The main advantage of PEC water splitting over other methods of hydrogen production, such as electrolysis or steam reforming of fossil fuels, is that it is a clean and sustainable process that produces no greenhouse gases or other harmful pollutants. Additionally, PEC water splitting can potentially be more efficient and cost-effective than other methods, especially if it can be integrated with existing renewable energy technologies, such as solar panels.
The key component of a dye-sensitized hydrogen production system is the photoelectrochemical cell, which typically consists of a transparent conductive substrate, a dye-sensitized semiconductor, a catalyst for the water-splitting reaction, and an electrolyte solution. The dye-sensitized semiconductor is usually made from a material such as titanium dioxide (TiO2) that has been chemically modified to enhance its light absorption properties. The catalyst for the water-splitting reaction is typically a metal oxide, such as platinum or ruthenium oxide.
When light is absorbed by the dye-sensitized semiconductor, it generates an electric current that is used to drive the water-splitting reaction at the catalyst surface. This reaction involves the transfer of electrons from the water molecule to the catalyst, which releases hydrogen gas and oxygen gas. The hydrogen gas can then be collected and used as a fuel, while the oxygen gas is typically released into the atmosphere.
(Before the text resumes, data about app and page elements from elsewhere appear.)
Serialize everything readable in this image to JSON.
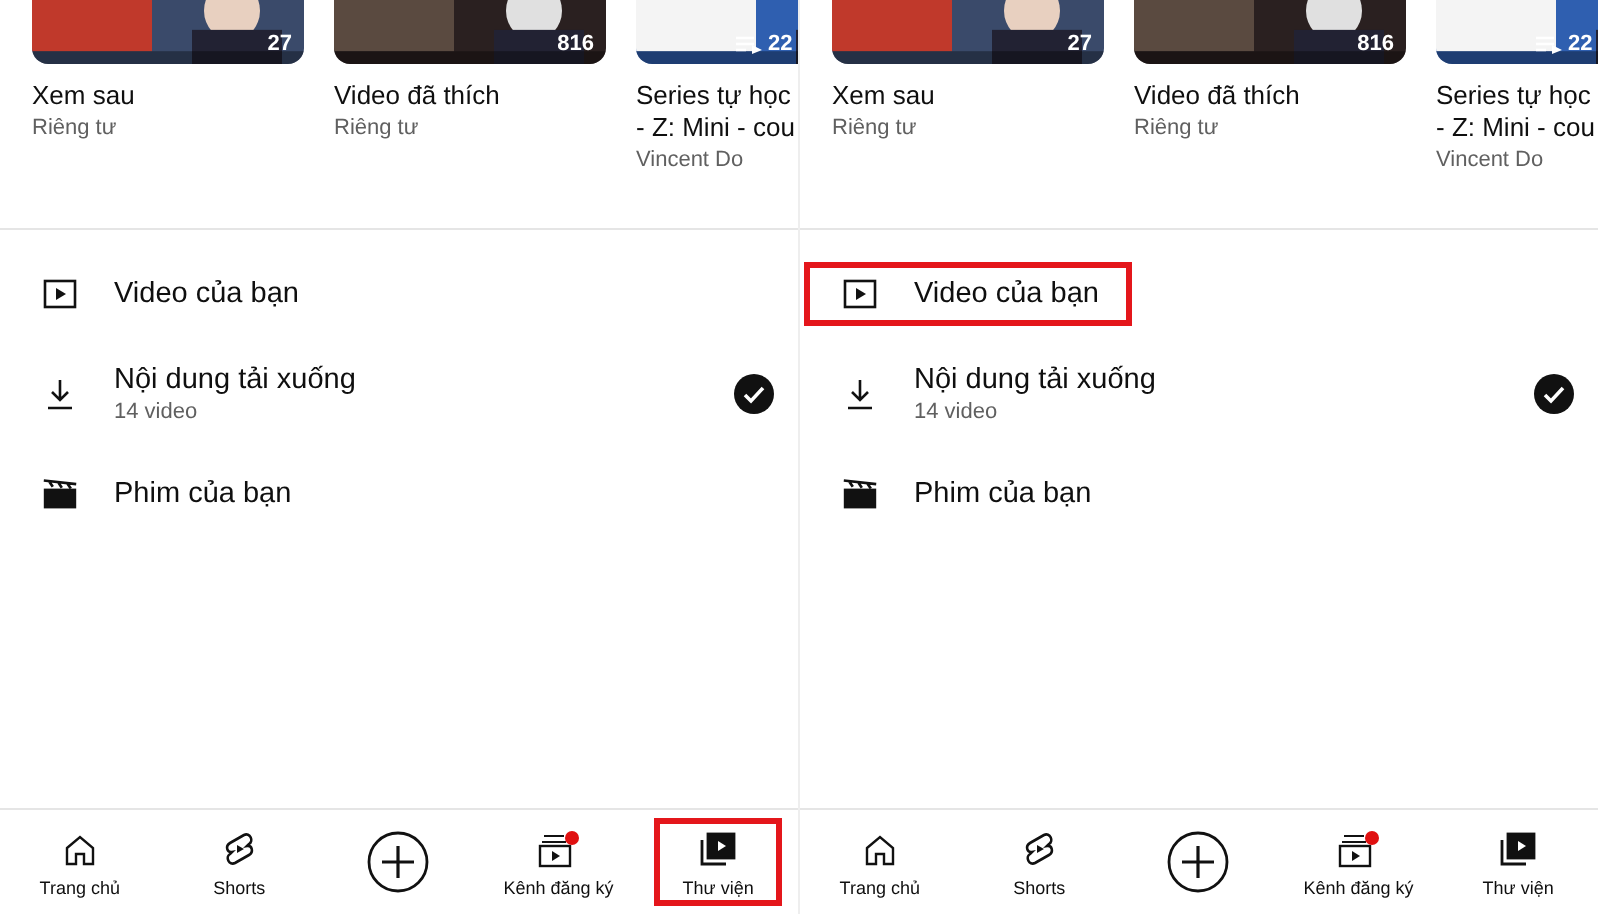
{
  "panels": [
    {
      "playlists": [
        {
          "title_lines": [
            "Xem sau"
          ],
          "subtitle": "Riêng tư",
          "count": "27",
          "kind": "plain"
        },
        {
          "title_lines": [
            "Video đã thích"
          ],
          "subtitle": "Riêng tư",
          "count": "816",
          "kind": "plain"
        },
        {
          "title_lines": [
            "Series tự học",
            "- Z: Mini - cou"
          ],
          "subtitle": "Vincent Do",
          "count": "22",
          "kind": "playlist"
        }
      ],
      "items": [
        {
          "kind": "videos",
          "label": "Video của bạn",
          "highlighted": false,
          "downloaded": false
        },
        {
          "kind": "downloads",
          "label": "Nội dung tải xuống",
          "sub": "14 video",
          "highlighted": false,
          "downloaded": true
        },
        {
          "kind": "movies",
          "label": "Phim của bạn",
          "highlighted": false,
          "downloaded": false
        }
      ],
      "nav": [
        {
          "kind": "home",
          "label": "Trang chủ",
          "selected": false,
          "highlighted": false
        },
        {
          "kind": "shorts",
          "label": "Shorts",
          "selected": false,
          "highlighted": false
        },
        {
          "kind": "create",
          "selected": false,
          "highlighted": false
        },
        {
          "kind": "subscriptions",
          "label": "Kênh đăng ký",
          "selected": false,
          "highlighted": false,
          "badge": true
        },
        {
          "kind": "library",
          "label": "Thư viện",
          "selected": true,
          "highlighted": true
        }
      ]
    },
    {
      "playlists": [
        {
          "title_lines": [
            "Xem sau"
          ],
          "subtitle": "Riêng tư",
          "count": "27",
          "kind": "plain"
        },
        {
          "title_lines": [
            "Video đã thích"
          ],
          "subtitle": "Riêng tư",
          "count": "816",
          "kind": "plain"
        },
        {
          "title_lines": [
            "Series tự học",
            "- Z: Mini - cou"
          ],
          "subtitle": "Vincent Do",
          "count": "22",
          "kind": "playlist"
        }
      ],
      "items": [
        {
          "kind": "videos",
          "label": "Video của bạn",
          "highlighted": true,
          "downloaded": false
        },
        {
          "kind": "downloads",
          "label": "Nội dung tải xuống",
          "sub": "14 video",
          "highlighted": false,
          "downloaded": true
        },
        {
          "kind": "movies",
          "label": "Phim của bạn",
          "highlighted": false,
          "downloaded": false
        }
      ],
      "nav": [
        {
          "kind": "home",
          "label": "Trang chủ",
          "selected": false,
          "highlighted": false
        },
        {
          "kind": "shorts",
          "label": "Shorts",
          "selected": false,
          "highlighted": false
        },
        {
          "kind": "create",
          "selected": false,
          "highlighted": false
        },
        {
          "kind": "subscriptions",
          "label": "Kênh đăng ký",
          "selected": false,
          "highlighted": false,
          "badge": true
        },
        {
          "kind": "library",
          "label": "Thư viện",
          "selected": true,
          "highlighted": false
        }
      ]
    }
  ]
}
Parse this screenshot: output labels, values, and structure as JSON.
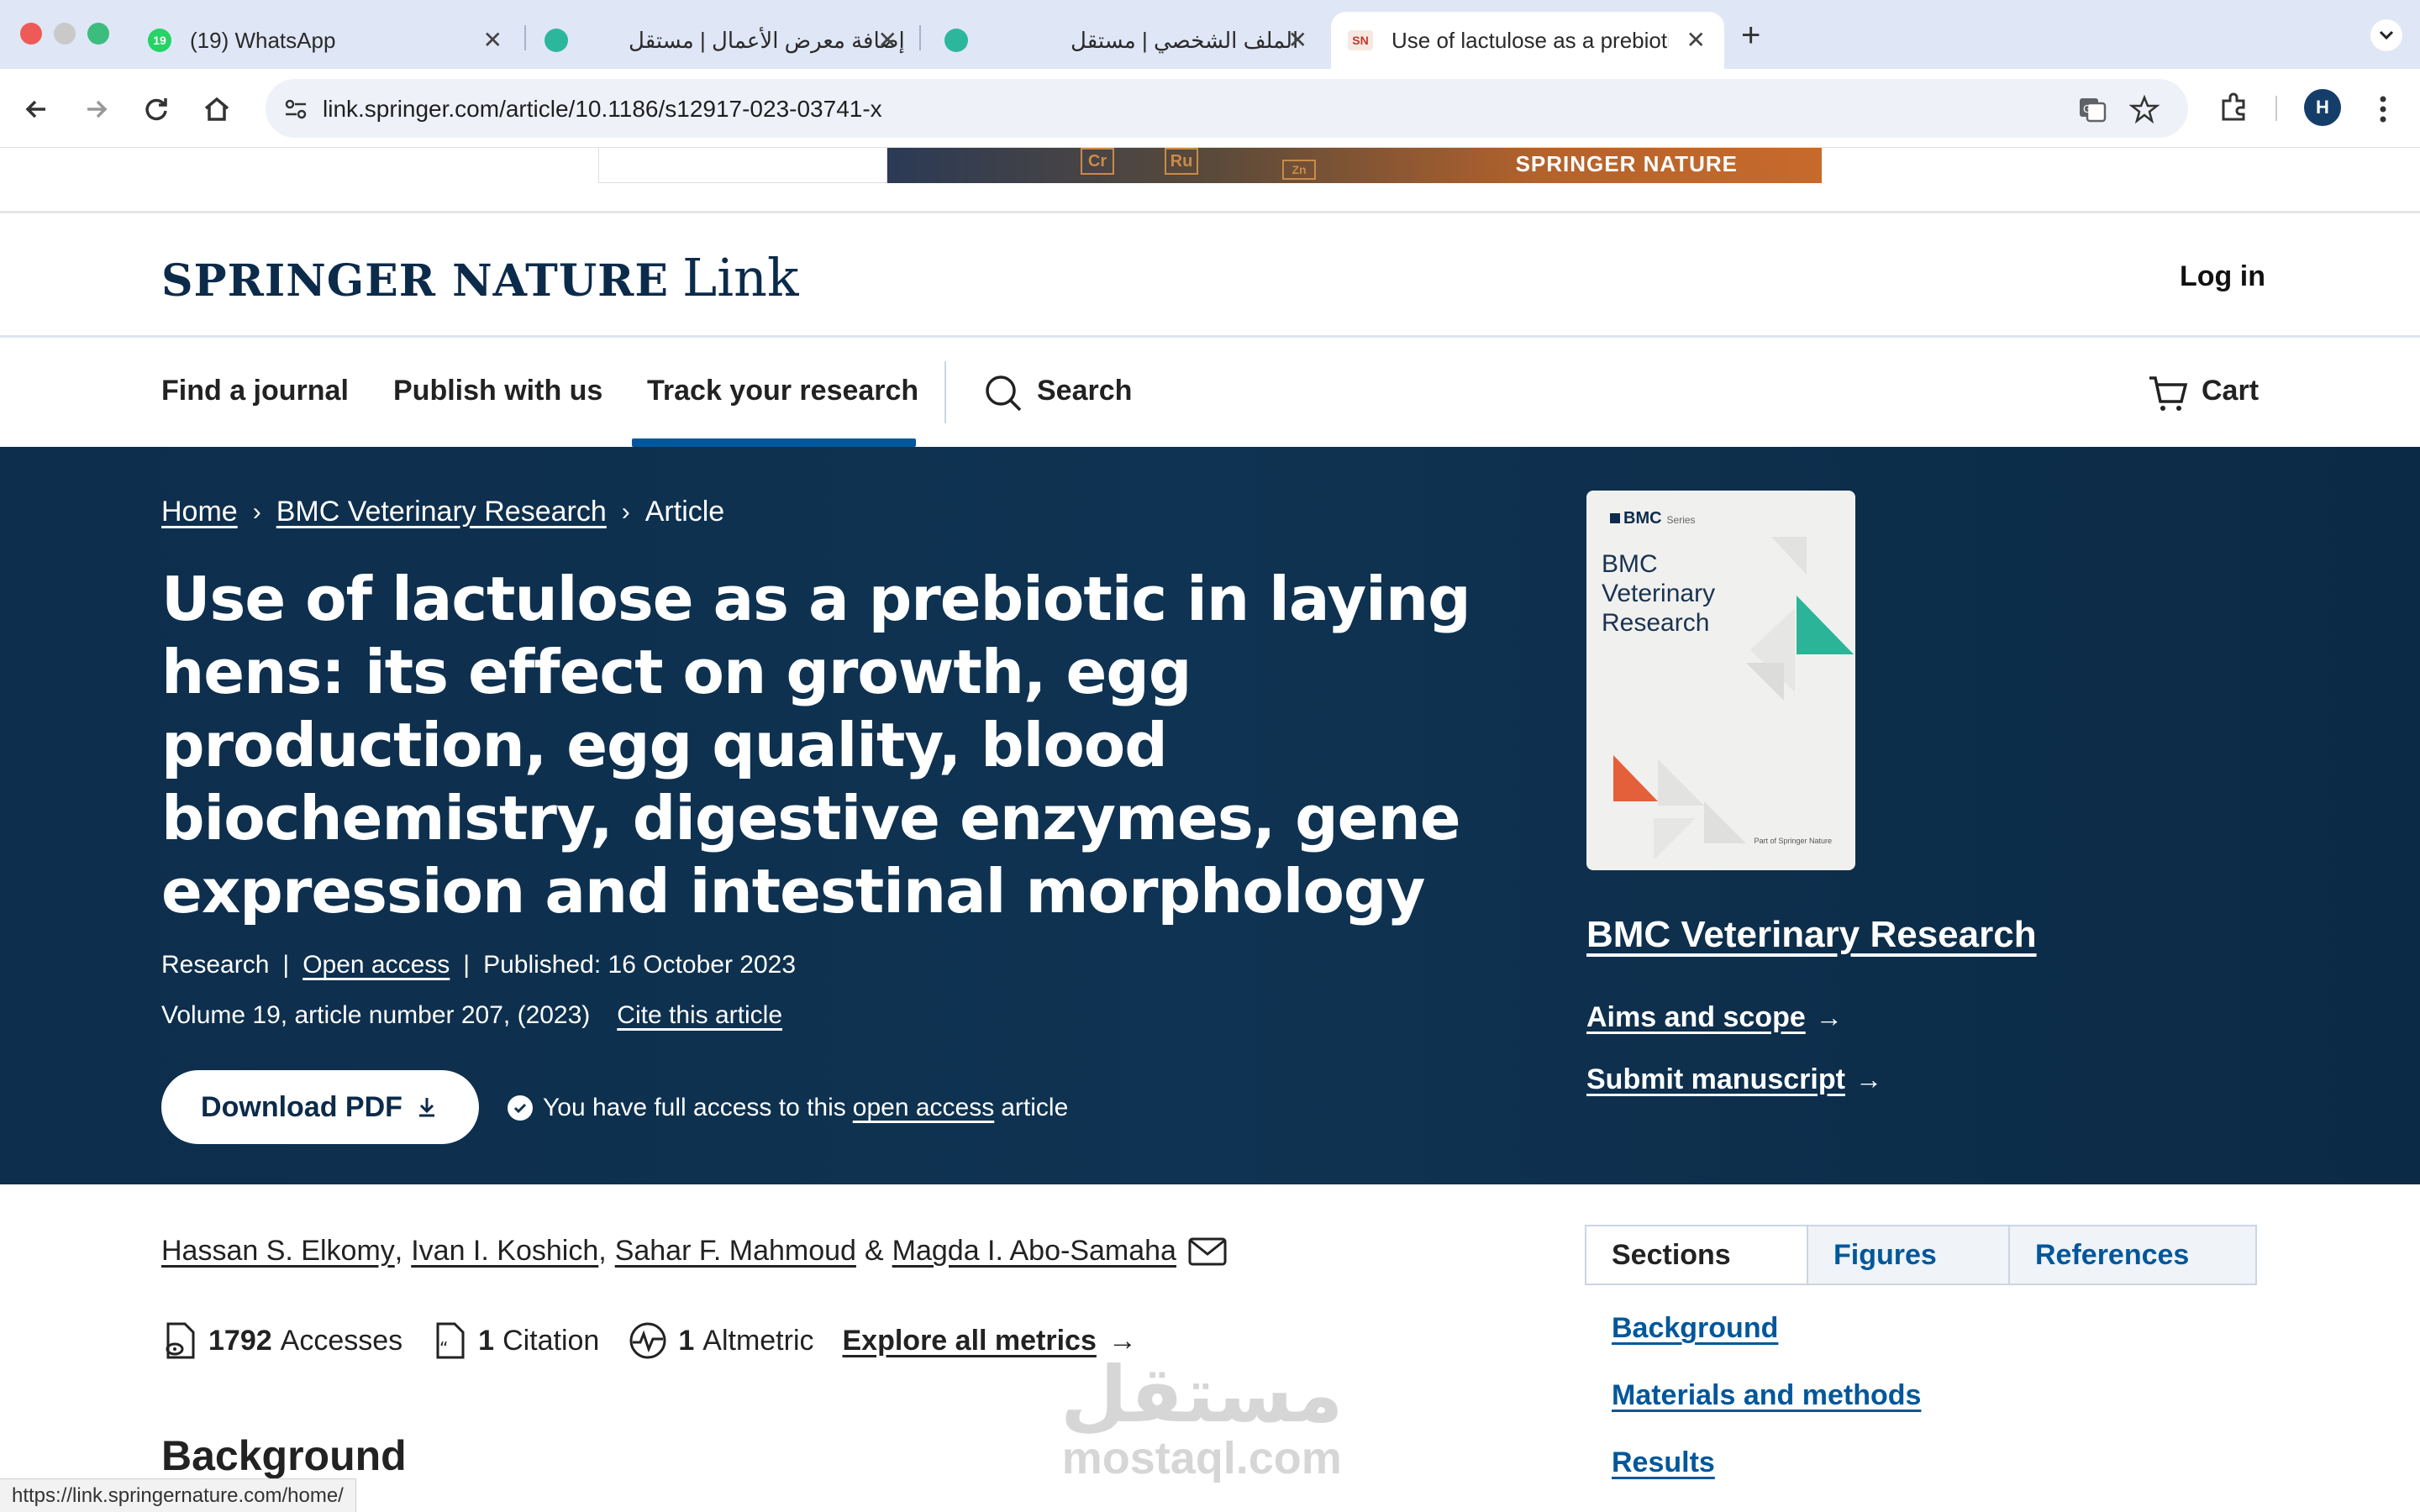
{
  "browser": {
    "tabs": [
      {
        "title": "(19) WhatsApp",
        "badge": "19"
      },
      {
        "title": "إضافة معرض الأعمال | مستقل"
      },
      {
        "title": "الملف الشخصي | مستقل"
      },
      {
        "title": "Use of lactulose as a prebiotic",
        "favicon_text": "SN"
      }
    ],
    "url": "link.springer.com/article/10.1186/s12917-023-03741-x",
    "profile_initial": "H",
    "status_url": "https://link.springernature.com/home/"
  },
  "ad": {
    "text": "SPRINGER NATURE",
    "chips": [
      "Cr",
      "Ru",
      "Zn"
    ]
  },
  "header": {
    "brand_main": "SPRINGER NATURE",
    "brand_link": "Link",
    "login": "Log in"
  },
  "nav": {
    "find_journal": "Find a journal",
    "publish": "Publish with us",
    "track": "Track your research",
    "search": "Search",
    "cart": "Cart"
  },
  "breadcrumb": {
    "home": "Home",
    "journal": "BMC Veterinary Research",
    "current": "Article"
  },
  "article": {
    "title": "Use of lactulose as a prebiotic in laying hens: its effect on growth, egg production, egg quality, blood biochemistry, digestive enzymes, gene expression and intestinal morphology",
    "type": "Research",
    "open_access": "Open access",
    "published": "Published: 16 October 2023",
    "volume": "Volume 19, article number 207, (2023)",
    "cite": "Cite this article",
    "download": "Download PDF",
    "access_pre": "You have full access to this",
    "access_link": "open access",
    "access_post": "article",
    "authors": [
      "Hassan S. Elkomy",
      "Ivan I. Koshich",
      "Sahar F. Mahmoud",
      "Magda I. Abo-Samaha"
    ],
    "author_sep": ",",
    "author_amp": "&",
    "metrics": {
      "accesses_num": "1792",
      "accesses_label": "Accesses",
      "citation_num": "1",
      "citation_label": "Citation",
      "altmetric_num": "1",
      "altmetric_label": "Altmetric",
      "explore": "Explore all metrics"
    },
    "section_heading": "Background"
  },
  "journal": {
    "cover_brand": "BMC",
    "cover_series": "Series",
    "cover_name": "BMC Veterinary Research",
    "cover_part": "Part of Springer Nature",
    "name": "BMC Veterinary Research",
    "aims": "Aims and scope",
    "submit": "Submit manuscript"
  },
  "sidebar": {
    "tabs": [
      "Sections",
      "Figures",
      "References"
    ],
    "sections": [
      "Background",
      "Materials and methods",
      "Results"
    ]
  },
  "watermark": {
    "arabic": "مستقل",
    "latin": "mostaql.com"
  },
  "colors": {
    "hero_bg": "#0f3352",
    "link_blue": "#01579b",
    "tabbar": "#dfe6f5"
  }
}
One of the key challenges in developing dye-sensitized hydrogen production technology is to improve its efficiency and stability. The efficiency of the system can be improved by optimizing the design and materials of the photoelectrochemical cell, such as by increasing the surface area of the catalyst or using more efficient dye-sensitized semiconductors. The stability of the system can be improved by using more durable materials for the cell components, or by developing methods to protect the cell from degradation caused by exposure to sunlight and water.
Another challenge is to develop cost-effective methods for large-scale production of dye-sensitized hydrogen production systems. Currently, most research in this area is focused on developing laboratory-scale prototypes, and more work is needed to scale up the technology and reduce its production costs.
Despite these challenges, the potential benefits of dye-sensitized hydrogen production make it a promising technology for sustainable energy production. With continued research and development, it may become an important part of a future energy system that relies on clean, renewable sources of fuel.